Breaking: Obama to delay immigration action until voters can’t punish Democrats for it
posted at 10:03 am on September 6, 2014 by Ed Morrissey
Is this really “breaking news” if it was sadly predictable all along? The AP thought so:
BREAKING: White House officials: Obama to delay immigration action until after November election.
— The Associated Press (@AP) September 6, 2014
They lead the actual story by emphasizing that Barack Obama broke a promise by kicking this can down the road:
Abandoning his pledge to act by the end of summer, President Barack Obama has decided to delay any executive action on immigration until after the November congressional elections, White House officials said.
The move is certain to infuriate immigration advocates while offering relief to some vulnerable Democrats in tough Senate re-election contests.

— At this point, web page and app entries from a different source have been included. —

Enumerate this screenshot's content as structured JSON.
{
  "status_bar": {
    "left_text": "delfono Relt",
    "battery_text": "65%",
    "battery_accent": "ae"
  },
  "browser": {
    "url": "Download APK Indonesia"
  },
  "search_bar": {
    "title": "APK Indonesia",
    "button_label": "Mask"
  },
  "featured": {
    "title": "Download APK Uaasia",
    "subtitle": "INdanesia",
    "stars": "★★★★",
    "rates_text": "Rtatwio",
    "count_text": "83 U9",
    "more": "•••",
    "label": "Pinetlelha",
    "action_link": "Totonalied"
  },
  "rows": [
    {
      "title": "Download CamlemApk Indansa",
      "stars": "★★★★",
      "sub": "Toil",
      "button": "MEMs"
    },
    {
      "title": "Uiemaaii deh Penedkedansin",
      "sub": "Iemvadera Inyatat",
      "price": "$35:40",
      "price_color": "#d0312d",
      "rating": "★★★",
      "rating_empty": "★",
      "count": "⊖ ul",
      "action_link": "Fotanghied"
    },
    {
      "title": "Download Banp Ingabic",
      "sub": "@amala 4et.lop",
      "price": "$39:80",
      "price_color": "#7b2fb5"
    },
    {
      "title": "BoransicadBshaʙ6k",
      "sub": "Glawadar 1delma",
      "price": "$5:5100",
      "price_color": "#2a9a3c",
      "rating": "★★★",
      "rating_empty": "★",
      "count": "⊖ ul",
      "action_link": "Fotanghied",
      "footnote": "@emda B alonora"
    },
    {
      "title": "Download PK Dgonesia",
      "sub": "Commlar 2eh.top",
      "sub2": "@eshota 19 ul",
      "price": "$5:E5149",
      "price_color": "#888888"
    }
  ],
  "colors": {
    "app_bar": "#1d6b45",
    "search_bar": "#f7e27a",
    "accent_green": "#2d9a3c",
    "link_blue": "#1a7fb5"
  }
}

Two White House officials said Obama concluded that circumventing Congress through executive actions on immigration during the campaign would politicize the issue and hurt future efforts to pass a broad overhaul.
Ahem. The issue of politicization comes primarily from circumventing Congress, not just the timing of it. However, this makes the entire project look a lot more political now. If it’s the right thing to do, why hasn’t Obama done it already? Isn’t that what “leadership” is supposed to be about? Why would it be the wrong thing to do in early September but the right thing to do in late November?
As far as worrying about the damage it will do to “pass[ing] a broad overhaul,” that’s an argument for not issuing unilateral decrees at all. Does anyone believe that Congress will take the short period of time between now and the election to pass a massive comprehensive-immigration bill? They’ll be lucky to pass a continuing resolution that will take the federal budget to December in that time frame. After the election, attention will return to the rest of the FY2015 budget. Any movement on immigration would have to wait until the next session of Congress, and everyone knows it.
This is nothing more than a head fake to keep voters from punishing Democrats for Obama’s attempts to abuse the separation-of-powers structure in American government. Republican candidates should use this transparently pusillanimous maneuver to put their Democratic opponents on the spot, and remind voters that Obama’s just waiting until after the election to steamroll Congress. Why not elect a Republican Senate to tighten the check on Obama’s exercise of power in light of this head-fake attempt?
Addendum: By the way, what does this say about the polling for Obama’s EO project? Supposedly, this would have elevated Obama with Hispanic voters and his progressive base. The sudden move away from it before the election strongly suggests that those gains would be outstripped by the damage it would do elsewhere. Perhaps, say, among union voters, blue-collar workers, and independents?
Update: Ed O’Keefe confirms that the White House has begun to inform Congressional leaders of this decision:
CONFIRMED: White House formally telling lawmakers and advocacy groups that Obama will delay decision on #immigration until after elections
— Ed O'Keefe (@edatpost) September 6, 2014
And John Nolte expands on my point on GOP strategy:
Punting on his lawless immigration action will only give the GOP a bigger talking point b4 elections. Unknown scarier than known.
— John Nolte (@NolteNC) September 6, 2014
It’s a sword of Damocles hanging over Democratic candidates now.
Update: And there’s also this, from USA Today’s Susan Page:
Rule of thumb: When the White House puts out a big news story on a Saturday morning, they don't really want you to notice.
— Susan Page (@SusanPage) September 6, 2014
Too late! MT “@SusanPage: Rule of thumb: When the WH puts out a big news story on a Saturday morning, they don't really want you to notice.”
— Fawn Johnson (@fawnjohnson) September 6, 2014
Yeah, I think people are onto that strategy in this administration.